» Exercise objective:
Take each line of the entries below that contains "Stunting" and copy it.

» Material supplied:
•••••

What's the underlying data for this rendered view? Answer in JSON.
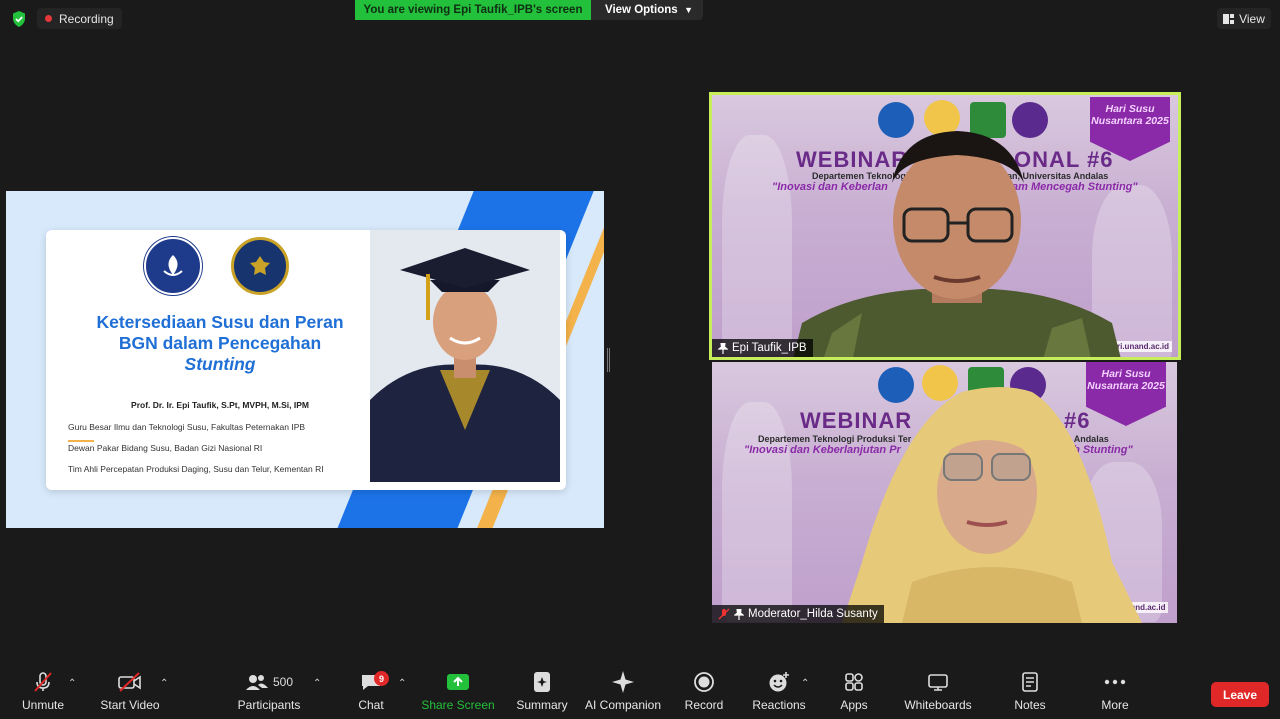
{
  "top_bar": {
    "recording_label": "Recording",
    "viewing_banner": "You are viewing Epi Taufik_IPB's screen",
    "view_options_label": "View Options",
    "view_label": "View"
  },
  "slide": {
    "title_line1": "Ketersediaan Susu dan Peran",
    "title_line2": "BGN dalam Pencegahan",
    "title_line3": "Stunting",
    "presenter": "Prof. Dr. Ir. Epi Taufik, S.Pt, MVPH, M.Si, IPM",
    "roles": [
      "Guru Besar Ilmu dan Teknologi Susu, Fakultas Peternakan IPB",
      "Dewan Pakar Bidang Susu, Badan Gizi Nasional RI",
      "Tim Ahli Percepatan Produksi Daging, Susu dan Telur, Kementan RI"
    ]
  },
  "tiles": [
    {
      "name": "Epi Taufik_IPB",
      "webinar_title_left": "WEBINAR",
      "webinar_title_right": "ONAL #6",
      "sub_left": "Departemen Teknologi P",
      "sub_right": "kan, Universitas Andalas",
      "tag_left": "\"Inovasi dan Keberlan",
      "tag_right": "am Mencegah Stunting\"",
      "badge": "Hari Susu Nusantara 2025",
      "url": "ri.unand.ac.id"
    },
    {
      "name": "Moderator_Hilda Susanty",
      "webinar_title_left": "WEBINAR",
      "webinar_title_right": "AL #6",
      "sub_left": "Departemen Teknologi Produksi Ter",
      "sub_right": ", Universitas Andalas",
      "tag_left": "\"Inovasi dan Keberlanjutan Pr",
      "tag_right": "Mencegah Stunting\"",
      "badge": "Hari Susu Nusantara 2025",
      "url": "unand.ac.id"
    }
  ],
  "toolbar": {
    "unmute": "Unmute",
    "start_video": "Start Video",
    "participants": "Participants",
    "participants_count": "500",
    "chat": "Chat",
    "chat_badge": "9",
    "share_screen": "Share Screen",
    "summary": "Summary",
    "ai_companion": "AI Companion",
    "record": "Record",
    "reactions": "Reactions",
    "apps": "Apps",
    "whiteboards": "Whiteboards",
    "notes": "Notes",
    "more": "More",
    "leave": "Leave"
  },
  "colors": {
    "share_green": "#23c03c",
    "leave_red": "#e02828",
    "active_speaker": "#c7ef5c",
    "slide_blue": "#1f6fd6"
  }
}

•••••

» Output for this exercise:
    "title_line3": "Stunting",
      "tag_right": "am Mencegah Stunting\"",
      "tag_right": "Mencegah Stunting\"",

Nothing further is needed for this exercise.